- TASK REQUIREMENTS -
Copy each line containing the word "value" from the records that follow, please.

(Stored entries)
----------

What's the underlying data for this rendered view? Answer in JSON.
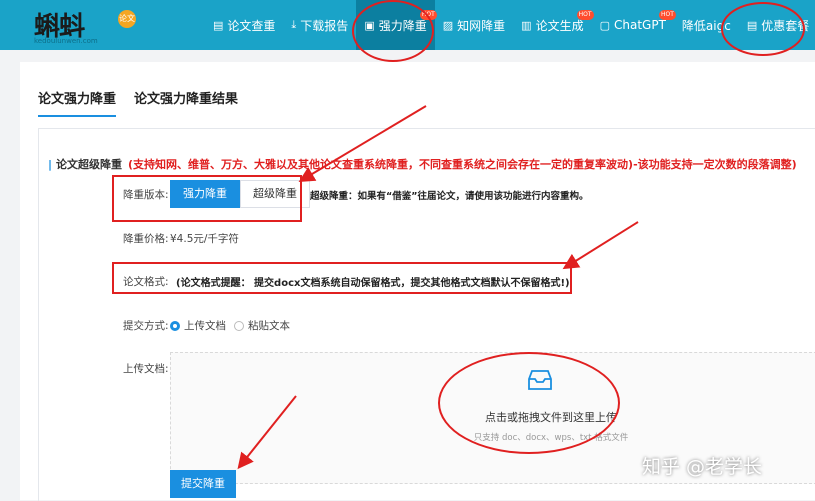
{
  "logo": {
    "text": "蝌蚪",
    "sub": "kedoulunwen.com",
    "badge": "论文"
  },
  "nav": {
    "items": [
      {
        "label": "论文查重",
        "icon": "document-icon",
        "hot": false,
        "active": false
      },
      {
        "label": "下载报告",
        "icon": "download-icon",
        "hot": false,
        "active": false
      },
      {
        "label": "强力降重",
        "icon": "edit-icon",
        "hot": true,
        "active": true
      },
      {
        "label": "知网降重",
        "icon": "image-icon",
        "hot": false,
        "active": false
      },
      {
        "label": "论文生成",
        "icon": "file-icon",
        "hot": true,
        "active": false
      },
      {
        "label": "ChatGPT",
        "icon": "chat-icon",
        "hot": true,
        "active": false
      },
      {
        "label": "降低aigc",
        "icon": "",
        "hot": false,
        "active": false
      },
      {
        "label": "优惠套餐",
        "icon": "tag-icon",
        "hot": false,
        "active": false
      }
    ],
    "hot_label": "HOT"
  },
  "tabs": [
    "论文强力降重",
    "论文强力降重结果"
  ],
  "section": {
    "title": "论文超级降重",
    "note": "(支持知网、维普、万方、大雅以及其他论文查重系统降重，不同查重系统之间会存在一定的重复率波动)-该功能支持一定次数的段落调整)"
  },
  "mode": {
    "label": "降重版本:",
    "options": [
      "强力降重",
      "超级降重"
    ],
    "selected": "强力降重",
    "hint": "超级降重：如果有“借鉴”往届论文，请使用该功能进行内容重构。"
  },
  "price": {
    "label": "降重价格:",
    "value": "¥4.5元/千字符"
  },
  "format": {
    "label": "论文格式:",
    "text": "(论文格式提醒： 提交docx文档系统自动保留格式，提交其他格式文档默认不保留格式!)"
  },
  "submit_method": {
    "label": "提交方式:",
    "options": [
      "上传文档",
      "粘贴文本"
    ],
    "selected": "上传文档"
  },
  "upload": {
    "label": "上传文档:",
    "main": "点击或拖拽文件到这里上传",
    "sub": "只支持 doc、docx、wps、txt 格式文件",
    "icon": "inbox-icon"
  },
  "submit_button": "提交降重",
  "watermark": "知乎 @老学长",
  "colors": {
    "nav": "#1aa3c8",
    "primary": "#1a8fe0",
    "annotation": "#e02020"
  }
}
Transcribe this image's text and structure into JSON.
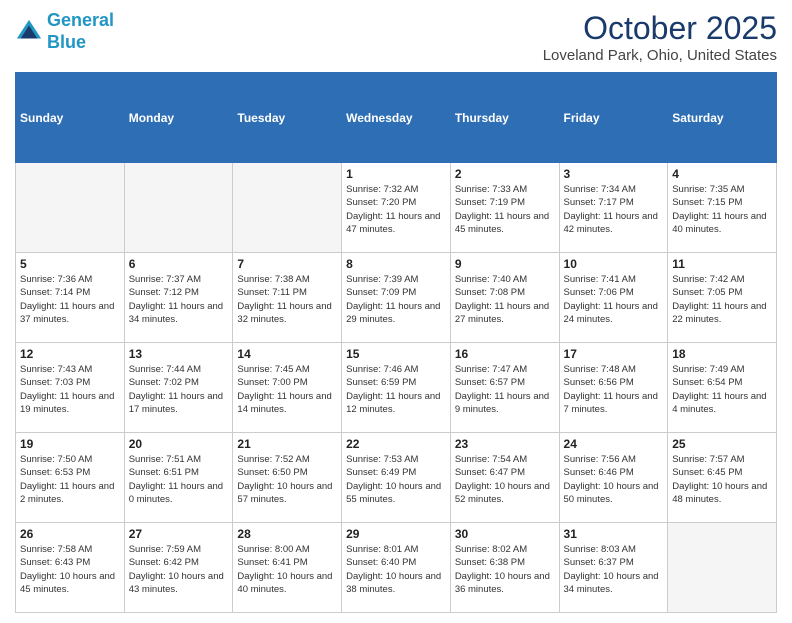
{
  "header": {
    "logo_line1": "General",
    "logo_line2": "Blue",
    "month": "October 2025",
    "location": "Loveland Park, Ohio, United States"
  },
  "days_of_week": [
    "Sunday",
    "Monday",
    "Tuesday",
    "Wednesday",
    "Thursday",
    "Friday",
    "Saturday"
  ],
  "weeks": [
    [
      {
        "num": "",
        "info": ""
      },
      {
        "num": "",
        "info": ""
      },
      {
        "num": "",
        "info": ""
      },
      {
        "num": "1",
        "info": "Sunrise: 7:32 AM\nSunset: 7:20 PM\nDaylight: 11 hours and 47 minutes."
      },
      {
        "num": "2",
        "info": "Sunrise: 7:33 AM\nSunset: 7:19 PM\nDaylight: 11 hours and 45 minutes."
      },
      {
        "num": "3",
        "info": "Sunrise: 7:34 AM\nSunset: 7:17 PM\nDaylight: 11 hours and 42 minutes."
      },
      {
        "num": "4",
        "info": "Sunrise: 7:35 AM\nSunset: 7:15 PM\nDaylight: 11 hours and 40 minutes."
      }
    ],
    [
      {
        "num": "5",
        "info": "Sunrise: 7:36 AM\nSunset: 7:14 PM\nDaylight: 11 hours and 37 minutes."
      },
      {
        "num": "6",
        "info": "Sunrise: 7:37 AM\nSunset: 7:12 PM\nDaylight: 11 hours and 34 minutes."
      },
      {
        "num": "7",
        "info": "Sunrise: 7:38 AM\nSunset: 7:11 PM\nDaylight: 11 hours and 32 minutes."
      },
      {
        "num": "8",
        "info": "Sunrise: 7:39 AM\nSunset: 7:09 PM\nDaylight: 11 hours and 29 minutes."
      },
      {
        "num": "9",
        "info": "Sunrise: 7:40 AM\nSunset: 7:08 PM\nDaylight: 11 hours and 27 minutes."
      },
      {
        "num": "10",
        "info": "Sunrise: 7:41 AM\nSunset: 7:06 PM\nDaylight: 11 hours and 24 minutes."
      },
      {
        "num": "11",
        "info": "Sunrise: 7:42 AM\nSunset: 7:05 PM\nDaylight: 11 hours and 22 minutes."
      }
    ],
    [
      {
        "num": "12",
        "info": "Sunrise: 7:43 AM\nSunset: 7:03 PM\nDaylight: 11 hours and 19 minutes."
      },
      {
        "num": "13",
        "info": "Sunrise: 7:44 AM\nSunset: 7:02 PM\nDaylight: 11 hours and 17 minutes."
      },
      {
        "num": "14",
        "info": "Sunrise: 7:45 AM\nSunset: 7:00 PM\nDaylight: 11 hours and 14 minutes."
      },
      {
        "num": "15",
        "info": "Sunrise: 7:46 AM\nSunset: 6:59 PM\nDaylight: 11 hours and 12 minutes."
      },
      {
        "num": "16",
        "info": "Sunrise: 7:47 AM\nSunset: 6:57 PM\nDaylight: 11 hours and 9 minutes."
      },
      {
        "num": "17",
        "info": "Sunrise: 7:48 AM\nSunset: 6:56 PM\nDaylight: 11 hours and 7 minutes."
      },
      {
        "num": "18",
        "info": "Sunrise: 7:49 AM\nSunset: 6:54 PM\nDaylight: 11 hours and 4 minutes."
      }
    ],
    [
      {
        "num": "19",
        "info": "Sunrise: 7:50 AM\nSunset: 6:53 PM\nDaylight: 11 hours and 2 minutes."
      },
      {
        "num": "20",
        "info": "Sunrise: 7:51 AM\nSunset: 6:51 PM\nDaylight: 11 hours and 0 minutes."
      },
      {
        "num": "21",
        "info": "Sunrise: 7:52 AM\nSunset: 6:50 PM\nDaylight: 10 hours and 57 minutes."
      },
      {
        "num": "22",
        "info": "Sunrise: 7:53 AM\nSunset: 6:49 PM\nDaylight: 10 hours and 55 minutes."
      },
      {
        "num": "23",
        "info": "Sunrise: 7:54 AM\nSunset: 6:47 PM\nDaylight: 10 hours and 52 minutes."
      },
      {
        "num": "24",
        "info": "Sunrise: 7:56 AM\nSunset: 6:46 PM\nDaylight: 10 hours and 50 minutes."
      },
      {
        "num": "25",
        "info": "Sunrise: 7:57 AM\nSunset: 6:45 PM\nDaylight: 10 hours and 48 minutes."
      }
    ],
    [
      {
        "num": "26",
        "info": "Sunrise: 7:58 AM\nSunset: 6:43 PM\nDaylight: 10 hours and 45 minutes."
      },
      {
        "num": "27",
        "info": "Sunrise: 7:59 AM\nSunset: 6:42 PM\nDaylight: 10 hours and 43 minutes."
      },
      {
        "num": "28",
        "info": "Sunrise: 8:00 AM\nSunset: 6:41 PM\nDaylight: 10 hours and 40 minutes."
      },
      {
        "num": "29",
        "info": "Sunrise: 8:01 AM\nSunset: 6:40 PM\nDaylight: 10 hours and 38 minutes."
      },
      {
        "num": "30",
        "info": "Sunrise: 8:02 AM\nSunset: 6:38 PM\nDaylight: 10 hours and 36 minutes."
      },
      {
        "num": "31",
        "info": "Sunrise: 8:03 AM\nSunset: 6:37 PM\nDaylight: 10 hours and 34 minutes."
      },
      {
        "num": "",
        "info": ""
      }
    ]
  ]
}
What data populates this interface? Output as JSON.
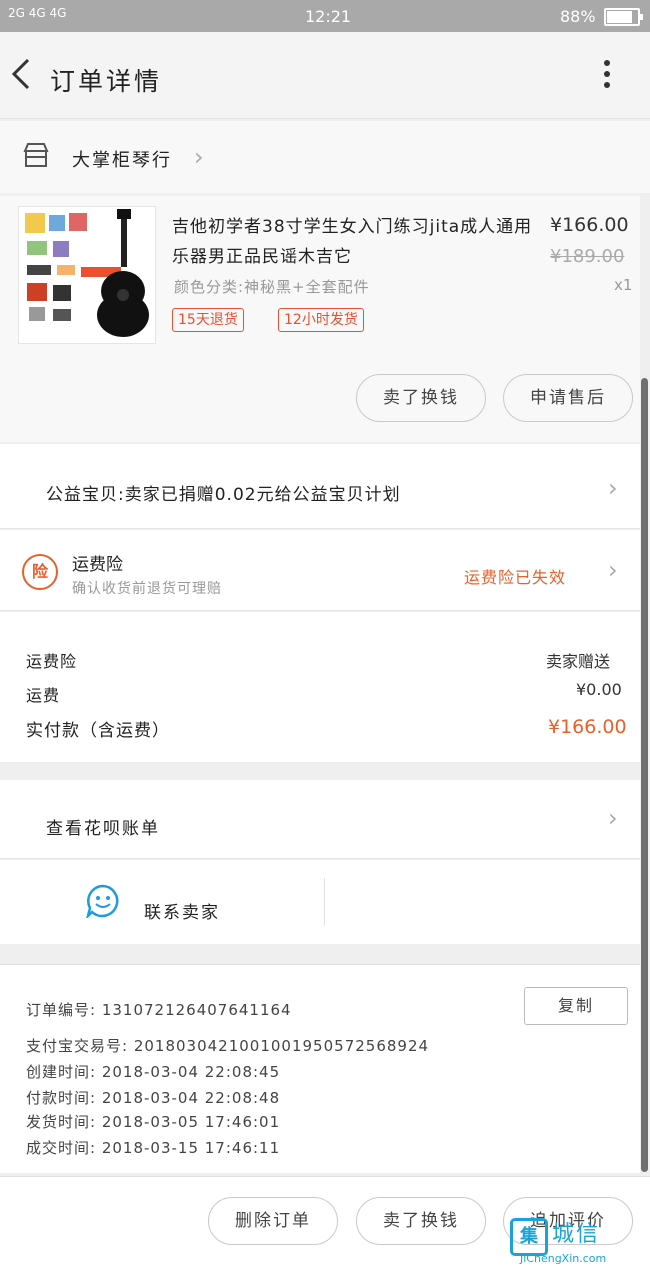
{
  "statusbar": {
    "signal": "2G  4G 4G",
    "time": "12:21",
    "battery": "88%",
    "battery_level": 0.88
  },
  "header": {
    "title": "订单详情"
  },
  "shop": {
    "name": "大掌柜琴行"
  },
  "product": {
    "name": "吉他初学者38寸学生女入门练习jita成人通用乐器男正品民谣木吉它",
    "price": "¥166.00",
    "original_price": "¥189.00",
    "sku": "颜色分类:神秘黑+全套配件",
    "quantity": "x1",
    "tags": [
      "15天退货",
      "12小时发货"
    ],
    "buttons": [
      "卖了换钱",
      "申请售后"
    ]
  },
  "charity": {
    "text": "公益宝贝:卖家已捐赠0.02元给公益宝贝计划"
  },
  "insurance": {
    "icon_text": "险",
    "title": "运费险",
    "subtitle": "确认收货前退货可理赔",
    "status": "运费险已失效"
  },
  "fees": [
    {
      "label": "运费险",
      "value": "卖家赠送"
    },
    {
      "label": "运费",
      "value": "¥0.00"
    }
  ],
  "total": {
    "label": "实付款（含运费）",
    "value": "¥166.00"
  },
  "huabei": {
    "text": "查看花呗账单"
  },
  "contact": {
    "label": "联系卖家"
  },
  "order_info": {
    "copy_label": "复制",
    "rows": [
      "订单编号: 131072126407641164",
      "支付宝交易号: 2018030421001001950572568924",
      "创建时间: 2018-03-04 22:08:45",
      "付款时间: 2018-03-04 22:08:48",
      "发货时间: 2018-03-05 17:46:01",
      "成交时间: 2018-03-15 17:46:11"
    ]
  },
  "bottom": {
    "buttons": [
      "删除订单",
      "卖了换钱",
      "追加评价"
    ]
  },
  "watermark": {
    "mark": "集",
    "text": "城信",
    "url": "JiChengXin.com"
  },
  "colors": {
    "accent": "#e8602e",
    "statusbar": "#a9a9a9",
    "contact_blue": "#1e9be0"
  }
}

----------

- TASK RESPONSE -
    "value": "¥4.5元/千字符"
      "value": "卖家赠送"
      "value": "¥0.00"
    "value": "¥166.00"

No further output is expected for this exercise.